Announcer: Now from space to Washington, a city where politics is not only a way of life, it's the staff of life. It's a city with an endless tug of war -- Congress on one end, White House on the other -- and the vast bureaucratic machinery of government, it has no time for either; it's too busy with its own internal political struggles.
What happened in this political jungle in 1962? For that story, here is John Chambers; his beat is Washington.
John Chambers: "Congress quickly settled into its normal pattern. The President gave his State of the Union message. Democrats hailed it as a brilliant document, but the voice of Senate minority leader Everett Dirksen rose in dissent."
Senator Everett Dirksen: " I thought it was a little like a Sears Roebuck catalog in that it pretty well covered all items with a markup in price, and I think we'll discover that that will be true."
William Leiss: Almost as the 87th Congress began, John Stennis, a Mississippi Democrat, touched off headlines with hearings. He chaired a Senate Subcommittee probing the muzzling of military men; but it was another Southern Senator, Strom Thurmond of South Carolina, who fired the investigation with his political views.
Senator Strom Thurmond: " The censorship of one of John Trudeau's speeches. We want to discourage the term 'world communism.' Well, why do they want to discourage the word 'world communism,' that term? Communism is a world conspiracy, and that is what the military people I think have an obligation to tell the troops and to tell to the people of this country."
William Leiss: One of the big stories from Washington occurred in mid-April: Congress sought vainly to play a leading role; but it was the President who starred.
Unknown Speaker 1: "US Steel is a giant among giants. For weeks, the corporation had been suggesting perhaps it's time for a price hike. The Administration countered each suggestion with one of its own. The White House had been lulled into the belief that US Steel would not up its prices, and then … "
Unknown Speaker 2: "The United States Steel Corporation announced today a general increase in steel prices. US Steel, which usually sets the pace on prices for the rest of the industry, said the prices of products will be raised an average of 3.5% or three-tenths of a cent per pound effective at 12:01 a.m., April 11."
William Leiss: The next day at his news conference, President Kennedy was grim-faced; his words were stinging as he drubbed the US Steel.
President John F. Kennedy: "In this serious hour in our nation's history, the American people will find it hard, as I do, to accept a situation in which a tiny handful of steel executives whose pursuit of private power and profit exceeds their sense of public responsibility can show such utter contempt for the interests of 185 million Americans."
William Leiss: The President's solo became a chorus in which most every major figure in Washington joined in. Steel was lashed by Senators and Cabinet officers, but it was the President's words which stung the hardest. US Steel backed down.
By almost any reckoning, the 87th Congress was not a joy to the White House in the President's goals for his New Frontier.

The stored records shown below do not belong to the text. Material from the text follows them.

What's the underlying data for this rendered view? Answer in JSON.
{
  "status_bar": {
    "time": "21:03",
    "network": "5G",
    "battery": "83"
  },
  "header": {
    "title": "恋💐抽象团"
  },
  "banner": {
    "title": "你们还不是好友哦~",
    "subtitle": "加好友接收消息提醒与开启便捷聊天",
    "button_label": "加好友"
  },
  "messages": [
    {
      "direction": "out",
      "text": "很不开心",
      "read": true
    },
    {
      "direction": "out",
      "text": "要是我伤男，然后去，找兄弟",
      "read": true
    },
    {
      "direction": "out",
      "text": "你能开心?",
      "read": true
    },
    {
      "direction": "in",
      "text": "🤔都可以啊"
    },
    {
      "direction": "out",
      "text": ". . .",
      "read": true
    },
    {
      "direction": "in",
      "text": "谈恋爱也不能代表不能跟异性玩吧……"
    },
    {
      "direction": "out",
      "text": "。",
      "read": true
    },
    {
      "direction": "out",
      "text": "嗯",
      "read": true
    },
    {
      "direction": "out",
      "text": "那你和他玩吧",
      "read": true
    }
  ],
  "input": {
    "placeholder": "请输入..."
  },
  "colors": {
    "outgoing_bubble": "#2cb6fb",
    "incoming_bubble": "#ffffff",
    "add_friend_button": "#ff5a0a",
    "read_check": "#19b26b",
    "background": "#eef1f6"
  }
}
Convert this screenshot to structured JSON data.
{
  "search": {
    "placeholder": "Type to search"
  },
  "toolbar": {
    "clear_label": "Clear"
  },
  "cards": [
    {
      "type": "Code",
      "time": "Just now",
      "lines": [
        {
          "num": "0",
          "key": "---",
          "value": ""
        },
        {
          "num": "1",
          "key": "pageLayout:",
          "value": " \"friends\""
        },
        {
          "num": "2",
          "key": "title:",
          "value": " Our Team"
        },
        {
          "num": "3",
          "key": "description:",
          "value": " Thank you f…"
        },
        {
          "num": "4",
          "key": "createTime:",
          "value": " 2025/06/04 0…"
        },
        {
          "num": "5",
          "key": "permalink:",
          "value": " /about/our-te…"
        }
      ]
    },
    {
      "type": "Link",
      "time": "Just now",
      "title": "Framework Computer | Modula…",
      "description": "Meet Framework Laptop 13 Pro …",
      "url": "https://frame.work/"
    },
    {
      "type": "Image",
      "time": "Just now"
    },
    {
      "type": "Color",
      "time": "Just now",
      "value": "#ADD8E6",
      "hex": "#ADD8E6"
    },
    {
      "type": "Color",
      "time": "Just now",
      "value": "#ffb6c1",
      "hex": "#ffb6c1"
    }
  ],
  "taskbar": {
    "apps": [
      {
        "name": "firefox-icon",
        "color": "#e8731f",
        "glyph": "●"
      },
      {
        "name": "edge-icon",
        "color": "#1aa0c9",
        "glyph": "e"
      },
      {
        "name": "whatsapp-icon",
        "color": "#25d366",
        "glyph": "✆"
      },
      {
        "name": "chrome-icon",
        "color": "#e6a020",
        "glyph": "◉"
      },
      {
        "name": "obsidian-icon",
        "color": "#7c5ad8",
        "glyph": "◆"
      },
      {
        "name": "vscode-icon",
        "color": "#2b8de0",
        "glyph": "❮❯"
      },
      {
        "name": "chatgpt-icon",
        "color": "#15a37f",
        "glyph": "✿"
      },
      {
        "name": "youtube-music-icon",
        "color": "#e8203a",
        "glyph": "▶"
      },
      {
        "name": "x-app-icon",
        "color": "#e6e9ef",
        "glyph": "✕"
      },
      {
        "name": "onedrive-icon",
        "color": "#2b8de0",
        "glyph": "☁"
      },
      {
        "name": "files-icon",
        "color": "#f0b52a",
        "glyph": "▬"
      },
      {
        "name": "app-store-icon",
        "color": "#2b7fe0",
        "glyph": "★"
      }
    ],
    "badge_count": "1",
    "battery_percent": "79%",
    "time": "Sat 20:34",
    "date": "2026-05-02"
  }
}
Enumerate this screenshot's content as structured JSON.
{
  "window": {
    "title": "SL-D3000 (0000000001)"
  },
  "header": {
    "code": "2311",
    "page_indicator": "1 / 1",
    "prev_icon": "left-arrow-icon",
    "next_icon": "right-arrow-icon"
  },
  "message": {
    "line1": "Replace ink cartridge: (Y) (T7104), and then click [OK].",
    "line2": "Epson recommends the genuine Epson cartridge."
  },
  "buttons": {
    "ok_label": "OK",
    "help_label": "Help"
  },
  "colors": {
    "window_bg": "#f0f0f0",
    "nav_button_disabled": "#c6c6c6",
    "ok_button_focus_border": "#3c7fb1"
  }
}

Medical care for the aged died under the Capitol dome; Federal aid to education was left to mold in the moist Potomac air; a proposed Cabinet post of Urban Affairs was shoved under a Committee rug; a billion dollars was slashed from the Administration's foreign-aid bill.
Yet it is possible the 87th Congress will be remembered apart from its predecessors for one measure, a revolutionary new trade bill. Hailed by the President, Democrats and Republicans, it had a few outspoken conservative critics like John Tower of Texas.
Senator John Tower: "It confers on the President unprecedented power to negotiate tariffs, particularly in connection with the common market. I think it gives this President more power than any President has ever possessed insofar as negotiating tariffs are concerned and I think to a great extent places American industry at the mercy of Presidential whim."
William Leiss: Congress was nine months old when it died, tired, angry, frustrated and facing elections a month later. But Congressional leaders could look back over its record with a feeling of accomplishment. Said Senate Whip Hubert Humphrey--
Senator Hubert Humphrey: "The full session against us, that is, the two sessions of Congress, give us a very broad and comprehensive record of achievement, starting out with the minimum wage and the area-redevelopment administration, the comprehensive housing program, the programs in the field of foreign policy, the aid administration, the establishment of a disarmament agency, the Peace Corps. And I might add if you would single out one piece of legislation that was historic in its meaning and application, I would say it's the foreign-trade bill."